--- START ---
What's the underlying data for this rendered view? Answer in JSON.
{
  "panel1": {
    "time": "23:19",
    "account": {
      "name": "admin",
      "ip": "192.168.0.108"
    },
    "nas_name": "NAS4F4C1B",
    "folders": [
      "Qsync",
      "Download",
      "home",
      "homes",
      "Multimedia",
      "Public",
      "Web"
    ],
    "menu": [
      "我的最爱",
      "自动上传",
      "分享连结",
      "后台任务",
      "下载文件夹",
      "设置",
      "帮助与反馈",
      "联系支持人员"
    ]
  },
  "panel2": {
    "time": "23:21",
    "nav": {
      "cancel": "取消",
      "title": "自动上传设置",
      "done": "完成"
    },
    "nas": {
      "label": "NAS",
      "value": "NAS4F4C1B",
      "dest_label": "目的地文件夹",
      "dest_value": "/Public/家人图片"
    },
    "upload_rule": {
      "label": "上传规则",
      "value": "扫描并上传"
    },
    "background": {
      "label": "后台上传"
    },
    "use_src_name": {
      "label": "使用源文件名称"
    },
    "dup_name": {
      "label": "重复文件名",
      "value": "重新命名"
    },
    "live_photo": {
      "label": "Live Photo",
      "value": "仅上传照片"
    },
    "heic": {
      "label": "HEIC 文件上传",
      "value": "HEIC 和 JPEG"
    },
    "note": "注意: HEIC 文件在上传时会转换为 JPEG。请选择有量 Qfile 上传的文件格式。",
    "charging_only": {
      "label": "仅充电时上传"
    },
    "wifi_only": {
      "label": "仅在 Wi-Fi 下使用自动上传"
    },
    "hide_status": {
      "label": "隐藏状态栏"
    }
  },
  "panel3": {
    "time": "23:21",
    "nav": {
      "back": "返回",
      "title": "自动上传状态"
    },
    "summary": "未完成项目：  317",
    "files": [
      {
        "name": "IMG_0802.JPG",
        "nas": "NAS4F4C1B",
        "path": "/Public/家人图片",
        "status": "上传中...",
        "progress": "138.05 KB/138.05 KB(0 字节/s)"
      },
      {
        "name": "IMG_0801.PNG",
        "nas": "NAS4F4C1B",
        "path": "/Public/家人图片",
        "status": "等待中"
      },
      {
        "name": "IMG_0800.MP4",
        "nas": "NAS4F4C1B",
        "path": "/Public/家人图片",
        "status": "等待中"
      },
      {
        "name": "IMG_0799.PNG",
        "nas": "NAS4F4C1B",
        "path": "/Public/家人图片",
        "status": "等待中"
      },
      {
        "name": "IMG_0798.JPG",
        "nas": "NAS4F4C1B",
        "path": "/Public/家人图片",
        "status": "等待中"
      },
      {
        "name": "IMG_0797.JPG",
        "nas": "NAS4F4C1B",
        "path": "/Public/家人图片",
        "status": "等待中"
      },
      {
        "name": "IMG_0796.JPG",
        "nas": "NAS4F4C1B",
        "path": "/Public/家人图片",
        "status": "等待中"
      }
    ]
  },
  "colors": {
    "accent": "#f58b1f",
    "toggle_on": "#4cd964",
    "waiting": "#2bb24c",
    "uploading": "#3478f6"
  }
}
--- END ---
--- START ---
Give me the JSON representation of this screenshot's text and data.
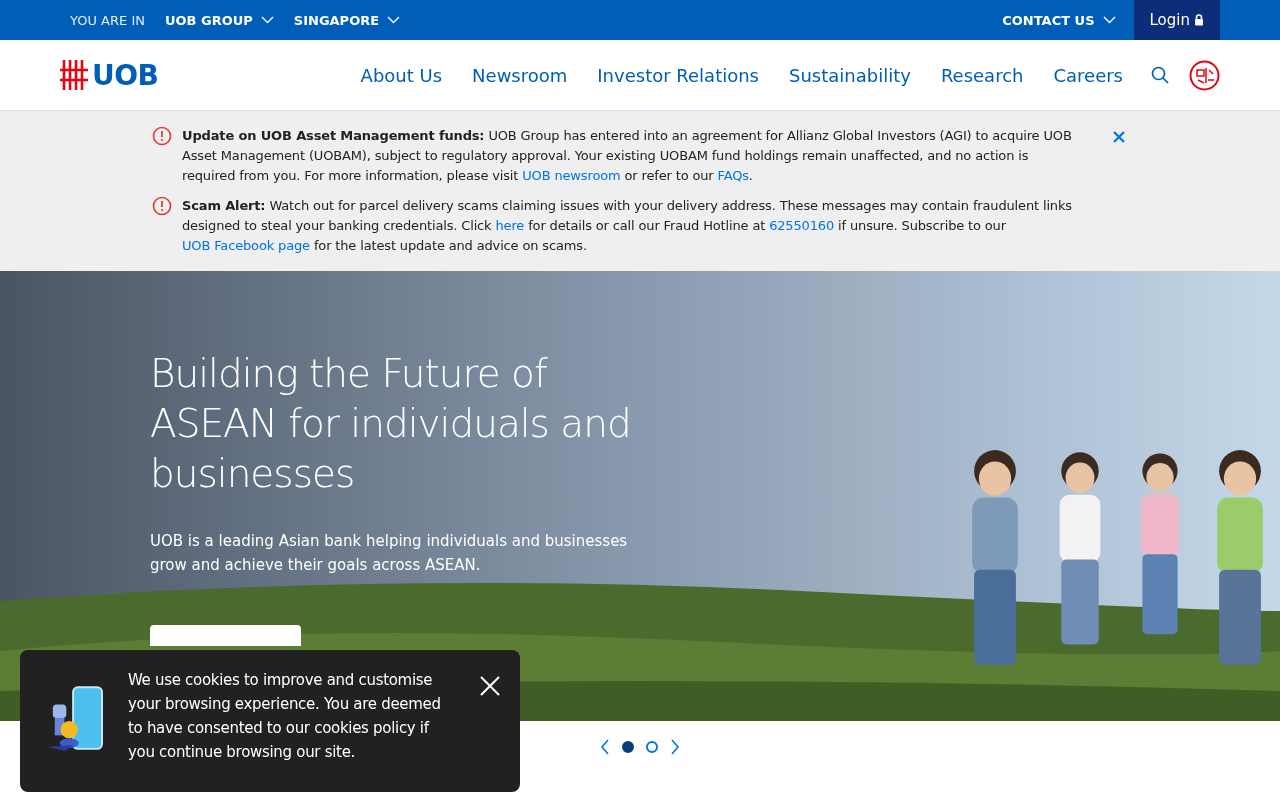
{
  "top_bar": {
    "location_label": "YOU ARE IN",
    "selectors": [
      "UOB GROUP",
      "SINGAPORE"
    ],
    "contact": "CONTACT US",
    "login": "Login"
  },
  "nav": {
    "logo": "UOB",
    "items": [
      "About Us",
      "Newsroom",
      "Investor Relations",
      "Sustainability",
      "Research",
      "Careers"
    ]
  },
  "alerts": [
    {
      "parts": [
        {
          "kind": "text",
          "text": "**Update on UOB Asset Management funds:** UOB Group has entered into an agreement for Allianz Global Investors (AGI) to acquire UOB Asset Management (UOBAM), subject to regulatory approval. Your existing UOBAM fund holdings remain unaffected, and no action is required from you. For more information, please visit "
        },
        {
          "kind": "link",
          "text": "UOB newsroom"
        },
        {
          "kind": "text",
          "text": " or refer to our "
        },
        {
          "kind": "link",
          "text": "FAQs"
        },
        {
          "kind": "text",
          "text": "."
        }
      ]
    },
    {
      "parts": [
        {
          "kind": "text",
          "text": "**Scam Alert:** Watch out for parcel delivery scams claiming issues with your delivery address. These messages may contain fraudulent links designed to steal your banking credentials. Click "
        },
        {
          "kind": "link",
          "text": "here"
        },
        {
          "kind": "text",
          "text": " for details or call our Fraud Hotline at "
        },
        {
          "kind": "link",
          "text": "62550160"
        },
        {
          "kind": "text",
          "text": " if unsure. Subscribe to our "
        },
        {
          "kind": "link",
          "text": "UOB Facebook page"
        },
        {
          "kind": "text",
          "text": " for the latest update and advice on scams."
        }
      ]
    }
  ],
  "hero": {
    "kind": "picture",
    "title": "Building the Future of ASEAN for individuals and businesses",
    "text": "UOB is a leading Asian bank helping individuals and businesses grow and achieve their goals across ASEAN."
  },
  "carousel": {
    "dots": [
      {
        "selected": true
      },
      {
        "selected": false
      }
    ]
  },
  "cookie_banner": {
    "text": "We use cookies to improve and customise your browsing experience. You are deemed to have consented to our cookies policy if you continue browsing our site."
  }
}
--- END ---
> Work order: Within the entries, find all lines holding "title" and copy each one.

> Result of the task:
      "title": "自动上传设置",
      "title": "自动上传状态"
    "title": "Building the Future of ASEAN for individuals and businesses",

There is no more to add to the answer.